The task => Keep every line in which "this" occurs and drop the rest of the data.

Input material: Begin

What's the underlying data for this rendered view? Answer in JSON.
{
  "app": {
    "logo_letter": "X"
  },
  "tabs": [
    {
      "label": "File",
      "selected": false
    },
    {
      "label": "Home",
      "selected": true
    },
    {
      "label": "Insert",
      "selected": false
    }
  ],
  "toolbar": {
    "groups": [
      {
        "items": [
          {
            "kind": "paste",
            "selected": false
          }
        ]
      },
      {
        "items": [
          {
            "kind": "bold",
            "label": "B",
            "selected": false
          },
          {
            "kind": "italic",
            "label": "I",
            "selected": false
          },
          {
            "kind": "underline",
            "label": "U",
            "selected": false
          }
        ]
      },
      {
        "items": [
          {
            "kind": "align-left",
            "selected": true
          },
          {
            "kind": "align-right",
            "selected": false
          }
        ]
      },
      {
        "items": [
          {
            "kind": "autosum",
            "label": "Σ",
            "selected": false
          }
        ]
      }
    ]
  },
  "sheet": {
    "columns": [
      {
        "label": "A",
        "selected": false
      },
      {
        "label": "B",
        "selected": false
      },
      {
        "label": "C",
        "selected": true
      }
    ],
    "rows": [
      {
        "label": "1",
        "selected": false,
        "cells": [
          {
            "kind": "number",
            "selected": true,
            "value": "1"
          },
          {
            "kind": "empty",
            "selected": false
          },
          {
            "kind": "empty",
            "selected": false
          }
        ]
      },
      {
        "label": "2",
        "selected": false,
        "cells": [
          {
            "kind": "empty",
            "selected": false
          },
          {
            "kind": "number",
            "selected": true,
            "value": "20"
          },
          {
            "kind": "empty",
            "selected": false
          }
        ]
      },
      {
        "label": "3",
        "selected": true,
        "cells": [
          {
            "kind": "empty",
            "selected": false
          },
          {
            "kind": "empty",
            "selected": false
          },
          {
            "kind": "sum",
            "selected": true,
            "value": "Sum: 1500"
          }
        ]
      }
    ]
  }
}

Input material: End
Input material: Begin

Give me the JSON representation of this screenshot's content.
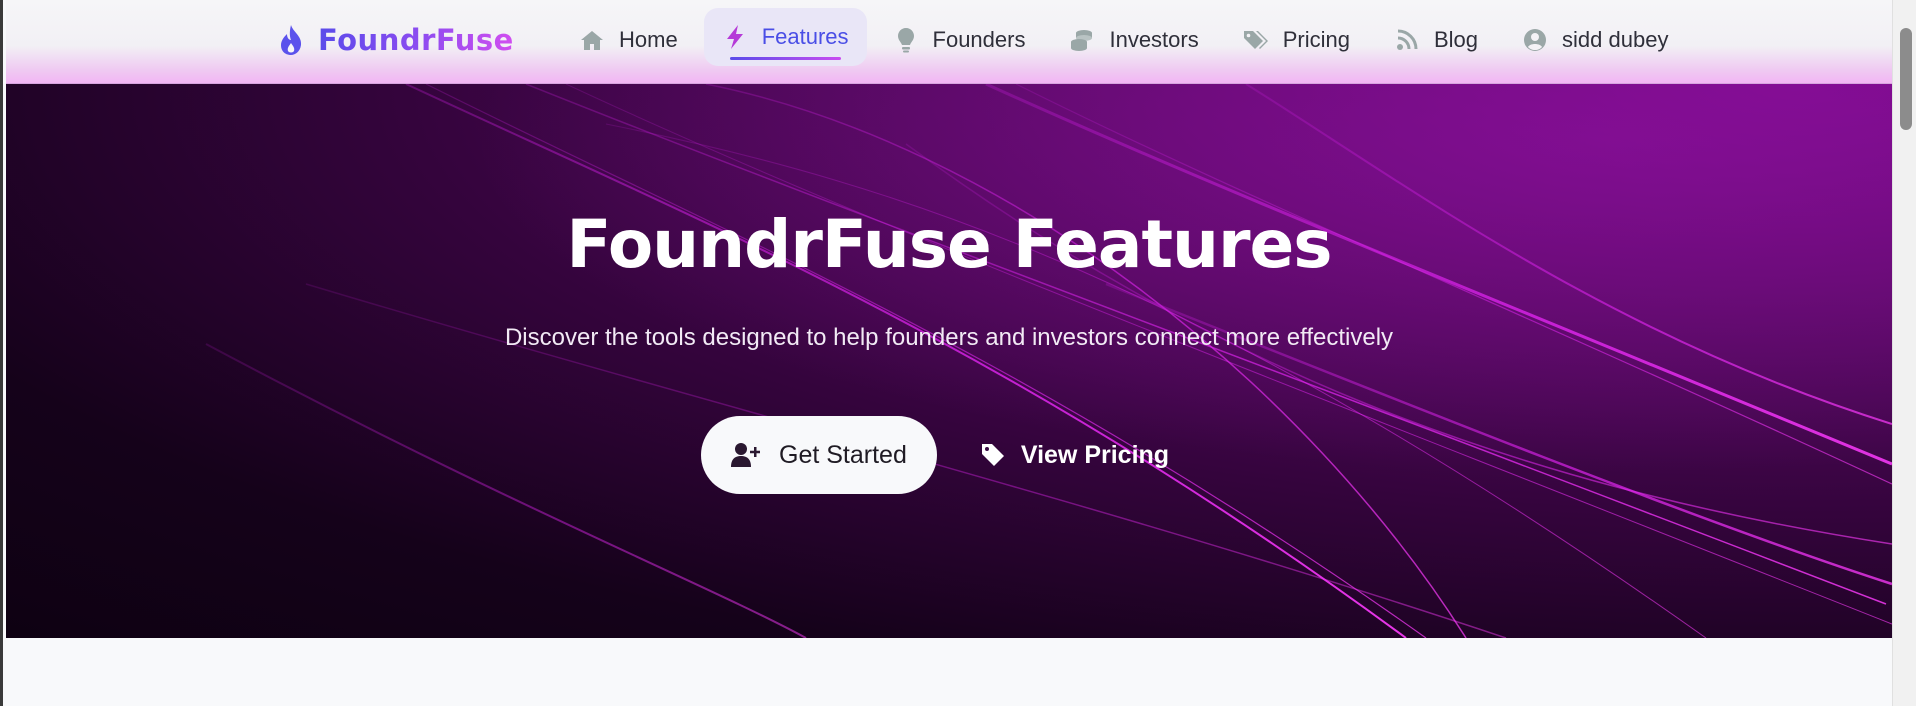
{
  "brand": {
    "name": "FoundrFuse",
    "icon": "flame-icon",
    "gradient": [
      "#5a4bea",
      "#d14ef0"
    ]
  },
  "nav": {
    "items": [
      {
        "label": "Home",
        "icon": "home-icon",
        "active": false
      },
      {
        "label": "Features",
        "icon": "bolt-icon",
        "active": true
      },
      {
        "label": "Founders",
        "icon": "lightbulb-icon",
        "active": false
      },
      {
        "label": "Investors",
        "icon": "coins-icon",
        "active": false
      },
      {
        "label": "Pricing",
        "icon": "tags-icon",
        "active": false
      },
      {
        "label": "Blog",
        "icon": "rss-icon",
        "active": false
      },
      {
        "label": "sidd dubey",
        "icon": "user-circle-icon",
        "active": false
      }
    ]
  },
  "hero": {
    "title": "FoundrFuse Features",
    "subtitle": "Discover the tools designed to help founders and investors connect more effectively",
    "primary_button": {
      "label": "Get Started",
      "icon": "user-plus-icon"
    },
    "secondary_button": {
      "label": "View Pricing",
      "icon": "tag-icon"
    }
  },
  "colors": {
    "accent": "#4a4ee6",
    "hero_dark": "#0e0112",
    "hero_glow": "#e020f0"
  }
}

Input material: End
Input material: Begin

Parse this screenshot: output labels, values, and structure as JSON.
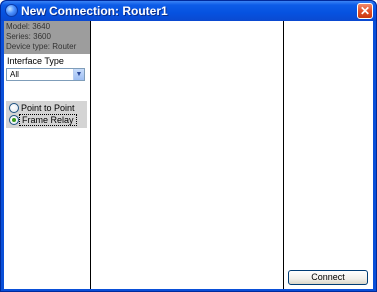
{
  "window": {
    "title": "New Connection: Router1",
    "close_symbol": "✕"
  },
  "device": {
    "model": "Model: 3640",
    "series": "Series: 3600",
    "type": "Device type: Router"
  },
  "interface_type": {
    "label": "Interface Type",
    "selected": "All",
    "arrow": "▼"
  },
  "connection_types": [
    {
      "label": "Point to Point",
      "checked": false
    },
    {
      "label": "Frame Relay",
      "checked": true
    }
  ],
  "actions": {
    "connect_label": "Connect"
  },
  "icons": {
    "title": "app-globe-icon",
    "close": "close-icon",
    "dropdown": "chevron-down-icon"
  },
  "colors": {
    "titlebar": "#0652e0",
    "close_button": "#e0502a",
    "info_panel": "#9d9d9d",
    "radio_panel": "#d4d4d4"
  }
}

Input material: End

Output of the exercise =>
What's the underlying data for this rendered view? Answer in JSON.
Give me the JSON representation of this screenshot's content.
Parse this screenshot: output labels, values, and structure as JSON.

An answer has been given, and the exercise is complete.